What is the number of lines in these entries that include "Management"? Write that number and no other text.

(Recorded data)
[Start of section]
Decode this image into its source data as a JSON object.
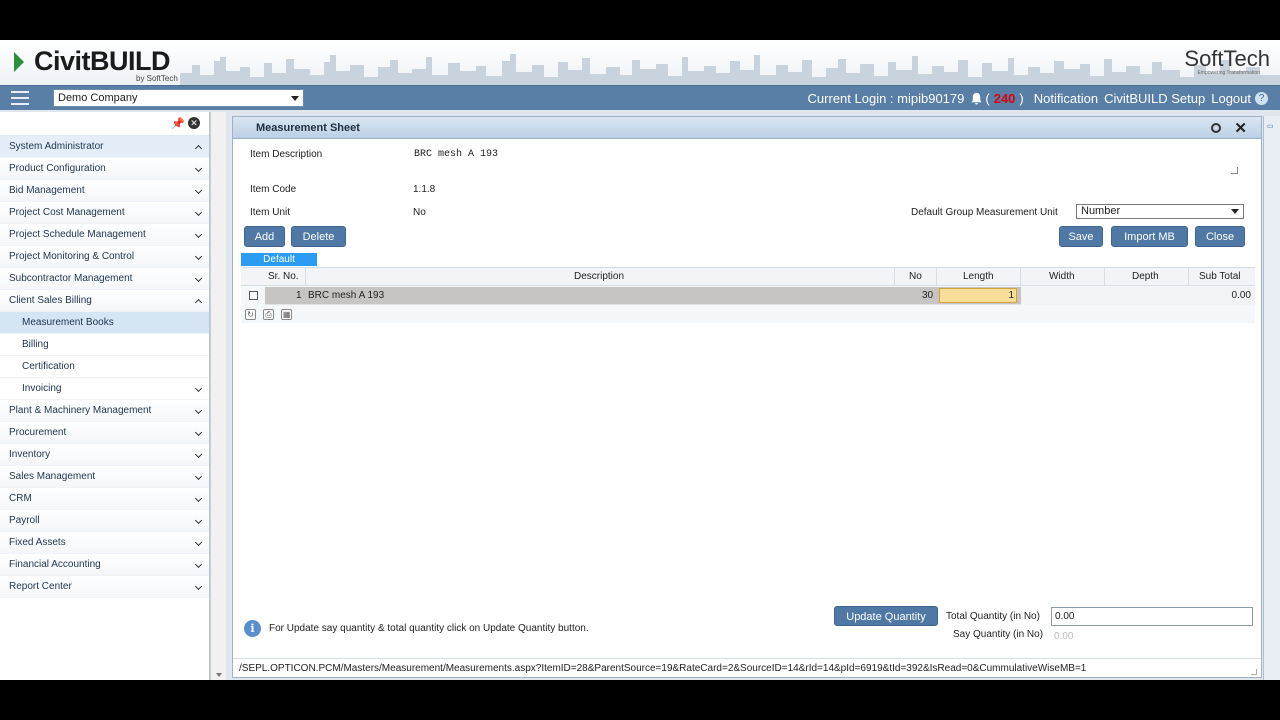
{
  "app": {
    "logo": "CivitBUILD",
    "logo_by": "by SoftTech",
    "brand_right": "SoftTech",
    "brand_tagline": "Empowering Transformation"
  },
  "topbar": {
    "company": "Demo Company",
    "login_label": "Current Login : mipib90179",
    "notif_open": "(",
    "notif_count": "240",
    "notif_close": ")",
    "notification": "Notification",
    "setup": "CivitBUILD Setup",
    "logout": "Logout",
    "help_icon": "?"
  },
  "sidebar": {
    "items": [
      {
        "label": "System Administrator"
      },
      {
        "label": "Product Configuration"
      },
      {
        "label": "Bid Management"
      },
      {
        "label": "Project Cost Management"
      },
      {
        "label": "Project Schedule Management"
      },
      {
        "label": "Project Monitoring & Control"
      },
      {
        "label": "Subcontractor Management"
      },
      {
        "label": "Client Sales Billing"
      },
      {
        "label": "Measurement Books"
      },
      {
        "label": "Billing"
      },
      {
        "label": "Certification"
      },
      {
        "label": "Invoicing"
      },
      {
        "label": "Plant & Machinery Management"
      },
      {
        "label": "Procurement"
      },
      {
        "label": "Inventory"
      },
      {
        "label": "Sales Management"
      },
      {
        "label": "CRM"
      },
      {
        "label": "Payroll"
      },
      {
        "label": "Fixed Assets"
      },
      {
        "label": "Financial Accounting"
      },
      {
        "label": "Report Center"
      }
    ]
  },
  "window": {
    "title": "Measurement Sheet",
    "item_description_label": "Item Description",
    "item_description": "BRC mesh A 193",
    "item_code_label": "Item Code",
    "item_code": "1.1.8",
    "item_unit_label": "Item Unit",
    "item_unit": "No",
    "default_unit_label": "Default Group Measurement Unit",
    "default_unit": "Number",
    "buttons": {
      "add": "Add",
      "delete": "Delete",
      "save": "Save",
      "import": "Import MB",
      "close": "Close",
      "update": "Update Quantity"
    },
    "tab": "Default",
    "columns": {
      "sr": "Sr. No.",
      "description": "Description",
      "no": "No",
      "length": "Length",
      "width": "Width",
      "depth": "Depth",
      "subtotal": "Sub Total"
    },
    "rows": [
      {
        "sr": "1",
        "description": "BRC mesh A 193",
        "no": "30",
        "length": "1",
        "width": "",
        "depth": "",
        "subtotal": "0.00"
      }
    ],
    "info_text": "For Update say quantity & total quantity click on Update Quantity button.",
    "total_qty_label": "Total Quantity (in No)",
    "total_qty": "0.00",
    "say_qty_label": "Say Quantity (in No)",
    "say_qty": "0.00",
    "status_url": "/SEPL.OPTICON.PCM/Masters/Measurement/Measurements.aspx?ItemID=28&ParentSource=19&RateCard=2&SourceID=14&rId=14&pId=6919&tId=392&IsRead=0&CummulativeWiseMB=1"
  }
}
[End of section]
Your solution ->
6